by Mike Des Chenes
I'm glad to see that a few of our subscribers are taking the time to send us some nice articles and programs. They are always welcome. It takes a lot of the workload off of Lee, Charlie, and myself. What between the layouts, typesetting, advertising, artwork, billing, updating our mailings, and correspondence, we spend many a long night reviewing software and writing articles. So please, even if you feel that your program or bit of information may not be spectacular, send it to us anyway. Who knows, maybe you'll be helping someone out there who's having a problem with a particular program. You'll even get a check if we decide to publish your submission. Most publications don't print how much they pay for reader contributed articles and programs, but I'll let the cat out of the bag in our case. A.N.A.L.O.G. pays $30.00 per printed page for text articles, and anywhere from $50.00 and up for feature programs depending on the length and complexity.

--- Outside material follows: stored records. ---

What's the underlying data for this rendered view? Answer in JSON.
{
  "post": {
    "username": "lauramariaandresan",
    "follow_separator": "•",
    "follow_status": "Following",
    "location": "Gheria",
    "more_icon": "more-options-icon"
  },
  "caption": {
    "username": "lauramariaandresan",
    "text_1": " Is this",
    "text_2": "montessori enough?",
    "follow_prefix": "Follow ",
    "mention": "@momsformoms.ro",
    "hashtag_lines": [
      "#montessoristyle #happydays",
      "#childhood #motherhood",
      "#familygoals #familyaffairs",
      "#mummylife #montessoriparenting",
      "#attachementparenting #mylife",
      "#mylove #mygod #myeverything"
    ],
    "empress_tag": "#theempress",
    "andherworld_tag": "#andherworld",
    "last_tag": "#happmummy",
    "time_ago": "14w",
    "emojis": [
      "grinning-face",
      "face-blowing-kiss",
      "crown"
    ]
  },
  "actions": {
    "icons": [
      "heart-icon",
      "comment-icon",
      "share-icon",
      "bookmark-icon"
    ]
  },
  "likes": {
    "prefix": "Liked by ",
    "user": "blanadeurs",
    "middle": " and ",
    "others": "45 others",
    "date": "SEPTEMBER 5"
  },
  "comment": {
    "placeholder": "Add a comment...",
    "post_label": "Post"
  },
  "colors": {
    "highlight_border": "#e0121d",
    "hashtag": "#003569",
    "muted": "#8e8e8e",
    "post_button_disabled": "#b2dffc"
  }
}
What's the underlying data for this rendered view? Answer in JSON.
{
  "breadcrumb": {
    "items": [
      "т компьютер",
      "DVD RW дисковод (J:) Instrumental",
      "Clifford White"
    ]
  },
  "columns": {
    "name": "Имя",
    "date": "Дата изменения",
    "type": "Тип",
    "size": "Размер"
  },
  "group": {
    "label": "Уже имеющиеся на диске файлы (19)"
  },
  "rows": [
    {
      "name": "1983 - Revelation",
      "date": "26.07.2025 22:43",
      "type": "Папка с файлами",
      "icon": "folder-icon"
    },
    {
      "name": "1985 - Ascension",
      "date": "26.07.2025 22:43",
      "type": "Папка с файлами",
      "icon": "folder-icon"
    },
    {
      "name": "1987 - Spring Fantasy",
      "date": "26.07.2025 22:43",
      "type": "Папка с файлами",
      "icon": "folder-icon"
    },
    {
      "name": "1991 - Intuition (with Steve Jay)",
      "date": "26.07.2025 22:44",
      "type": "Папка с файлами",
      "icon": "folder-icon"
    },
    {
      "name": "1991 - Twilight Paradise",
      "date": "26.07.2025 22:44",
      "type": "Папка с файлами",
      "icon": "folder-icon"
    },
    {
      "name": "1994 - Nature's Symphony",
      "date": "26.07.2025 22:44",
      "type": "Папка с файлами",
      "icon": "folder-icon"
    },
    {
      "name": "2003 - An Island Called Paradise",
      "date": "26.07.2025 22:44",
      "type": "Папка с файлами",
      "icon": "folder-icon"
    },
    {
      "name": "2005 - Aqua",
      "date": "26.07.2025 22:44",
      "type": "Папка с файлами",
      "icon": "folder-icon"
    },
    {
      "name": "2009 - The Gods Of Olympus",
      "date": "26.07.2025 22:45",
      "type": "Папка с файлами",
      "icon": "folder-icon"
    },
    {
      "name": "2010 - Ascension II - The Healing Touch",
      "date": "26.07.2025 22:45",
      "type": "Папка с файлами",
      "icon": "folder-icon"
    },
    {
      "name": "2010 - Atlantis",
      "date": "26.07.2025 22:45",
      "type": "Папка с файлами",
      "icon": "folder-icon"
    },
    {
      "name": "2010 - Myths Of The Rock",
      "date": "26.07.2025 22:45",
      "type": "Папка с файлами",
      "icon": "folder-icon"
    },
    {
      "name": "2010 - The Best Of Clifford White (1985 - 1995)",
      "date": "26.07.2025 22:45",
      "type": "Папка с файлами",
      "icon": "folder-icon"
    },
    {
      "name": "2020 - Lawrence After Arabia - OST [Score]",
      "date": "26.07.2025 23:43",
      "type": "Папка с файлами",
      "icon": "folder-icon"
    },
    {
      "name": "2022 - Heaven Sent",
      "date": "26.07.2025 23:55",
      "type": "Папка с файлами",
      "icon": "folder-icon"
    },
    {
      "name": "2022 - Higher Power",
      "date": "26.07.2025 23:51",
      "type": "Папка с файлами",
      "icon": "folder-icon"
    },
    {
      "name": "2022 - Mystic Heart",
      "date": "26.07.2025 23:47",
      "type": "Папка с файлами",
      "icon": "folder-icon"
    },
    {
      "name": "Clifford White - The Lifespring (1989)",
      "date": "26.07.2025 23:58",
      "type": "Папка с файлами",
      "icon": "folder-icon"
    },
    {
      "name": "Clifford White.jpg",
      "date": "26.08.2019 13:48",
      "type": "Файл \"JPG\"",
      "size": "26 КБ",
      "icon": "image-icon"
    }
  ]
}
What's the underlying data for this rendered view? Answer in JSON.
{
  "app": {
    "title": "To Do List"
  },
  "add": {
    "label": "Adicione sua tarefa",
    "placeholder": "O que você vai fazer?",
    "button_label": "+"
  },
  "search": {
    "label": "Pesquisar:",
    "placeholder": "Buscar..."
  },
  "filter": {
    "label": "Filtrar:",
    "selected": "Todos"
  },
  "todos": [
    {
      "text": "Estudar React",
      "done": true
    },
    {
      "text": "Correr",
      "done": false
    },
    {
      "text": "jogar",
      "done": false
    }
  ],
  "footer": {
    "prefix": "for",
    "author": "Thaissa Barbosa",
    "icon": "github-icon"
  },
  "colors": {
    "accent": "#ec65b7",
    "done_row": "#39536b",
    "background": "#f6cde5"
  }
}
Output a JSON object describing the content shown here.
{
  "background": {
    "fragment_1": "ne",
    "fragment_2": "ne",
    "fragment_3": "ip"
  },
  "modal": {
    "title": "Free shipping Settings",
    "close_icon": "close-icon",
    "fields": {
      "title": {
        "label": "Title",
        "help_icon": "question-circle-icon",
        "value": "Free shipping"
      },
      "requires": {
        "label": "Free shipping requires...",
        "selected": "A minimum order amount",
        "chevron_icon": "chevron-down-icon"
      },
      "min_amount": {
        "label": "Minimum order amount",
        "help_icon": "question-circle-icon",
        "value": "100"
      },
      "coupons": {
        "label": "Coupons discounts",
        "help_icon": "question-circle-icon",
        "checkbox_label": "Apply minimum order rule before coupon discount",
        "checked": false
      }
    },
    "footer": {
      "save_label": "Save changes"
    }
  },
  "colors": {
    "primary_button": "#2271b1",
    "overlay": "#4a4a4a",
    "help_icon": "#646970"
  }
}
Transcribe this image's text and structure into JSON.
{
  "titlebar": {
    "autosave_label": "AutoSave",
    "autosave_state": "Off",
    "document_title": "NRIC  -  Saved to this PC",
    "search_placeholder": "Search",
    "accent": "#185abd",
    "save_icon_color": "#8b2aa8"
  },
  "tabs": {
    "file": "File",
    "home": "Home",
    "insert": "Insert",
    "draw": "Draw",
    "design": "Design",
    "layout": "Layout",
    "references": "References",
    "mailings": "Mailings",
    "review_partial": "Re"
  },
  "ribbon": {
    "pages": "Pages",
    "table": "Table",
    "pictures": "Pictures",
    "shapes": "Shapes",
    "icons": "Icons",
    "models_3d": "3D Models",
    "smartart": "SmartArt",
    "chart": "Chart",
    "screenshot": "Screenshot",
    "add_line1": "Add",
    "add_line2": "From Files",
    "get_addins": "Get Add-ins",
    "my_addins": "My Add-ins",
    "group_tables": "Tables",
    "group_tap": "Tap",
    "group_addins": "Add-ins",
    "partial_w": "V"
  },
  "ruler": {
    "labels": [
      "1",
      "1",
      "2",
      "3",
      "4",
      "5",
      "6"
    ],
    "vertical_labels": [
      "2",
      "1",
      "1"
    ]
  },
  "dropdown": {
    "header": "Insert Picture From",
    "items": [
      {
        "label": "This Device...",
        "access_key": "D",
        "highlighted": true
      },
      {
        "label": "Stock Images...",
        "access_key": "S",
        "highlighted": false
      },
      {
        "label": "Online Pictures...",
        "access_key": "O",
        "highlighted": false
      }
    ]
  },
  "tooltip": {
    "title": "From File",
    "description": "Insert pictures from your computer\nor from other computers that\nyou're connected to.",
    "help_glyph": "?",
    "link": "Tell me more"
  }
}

You won't see A.N.A.L.O.G. expanding its pages to cover other systems or adding more advertisers without adding more pages to offset the difference. As you may already have noticed, we have enlarged our publication two times and this is only our fourth issue! I'll admit that we've been late with every issue so far, but the contents of our (your) magazine are more important to us than the time of mailing. Who knows, maybe we'll surprise you and have an issue come out a month after another. Remember, A.N.A.L.O.G. is somewhere between a users' newsletter and your usual computer magazine. As I mentioned in my last editorial, we are not a literary magazine. A personal level with response, feedback and participation from our readers is what we are aiming for.
It would be a lot easier to publish a computer magazine that covers a wide range of systems, but we want to cover what we feel is the best system. We were afraid that this would greatly limit the amount of information that could be published. However, it seems that we are only beginning to scratch the surface of what the Atari is capable of. It seems that not a day goes by without one of our readers calling us with a new discovery. So please, put it down in writing and send us the information so that we can share it with our fellow Atarites. I realize that most of you are new to the computer world and look towards us for help, but there are a lot of talented people out there who can give the beginners a hand. And let's not forget the contest that we have for the best article, program or tutorial.
OK, now that you're ready to send us that program, or share a little of your talent with us, I'll explain how easy it is to submit it to us. If possible, send a program on disk, if not a cassette will be fine. If you're using a cassette CSAVE one side and LIST"C the other. If you want your program returned to you, include a self addressed stamped envelope with sufficient postage. All articles should be typed in upper and lower case with double spacing. If you're good at printing and can't get a hold of a typewriter then that's OK. Include your phone number in case we have some questions concerning the submission. Anyone submitting a program would also include an introduction and/or explanation of what's being done. If you would like we will send you a non- disclosure statement before you submit your program. Don't worry, if we decide not to use your program no one else will see it. We have spent a great deal of time trying to track down the big Atari pirates. Also, don't be disappointed if we accept your submission but don't use it in the next issue. If we're lucky we may have that issue already completed.
See how simple it is. Of the forty thousand plus Ataris out there, we should have a good thing going in our future issues. We are depending on you. Who knows, maybe I'll have time to watch the late movie some night.
I wanted to get on the subject of pirating again but I got carried away. You will be reading more on this subject in our next issue. However, I would just like to mention that A.N.A.L.O.G. is doing its part in trying to prevent this widespread hobby. It seems that the pirating of Atari software is surpassing every other system. As far as we can tell, much of this is coming from the New York, Long Island area. And with companies selling programs that are made only for copying, it is going to be a long and hard battle. There are even dealers who specialize in selling pirated software. When we track down these pirates and get proof of their dealings, A.N.A.L.O.G. will publish the information along with the name of the persons or company. I know of many exciting programs that are sitting on shelves, delayed for release, because of the amount of pirating in the Atari circle. Please let us know if you have any dealings with these people who offer or sell pirated software, and maybe we'll see more software being released.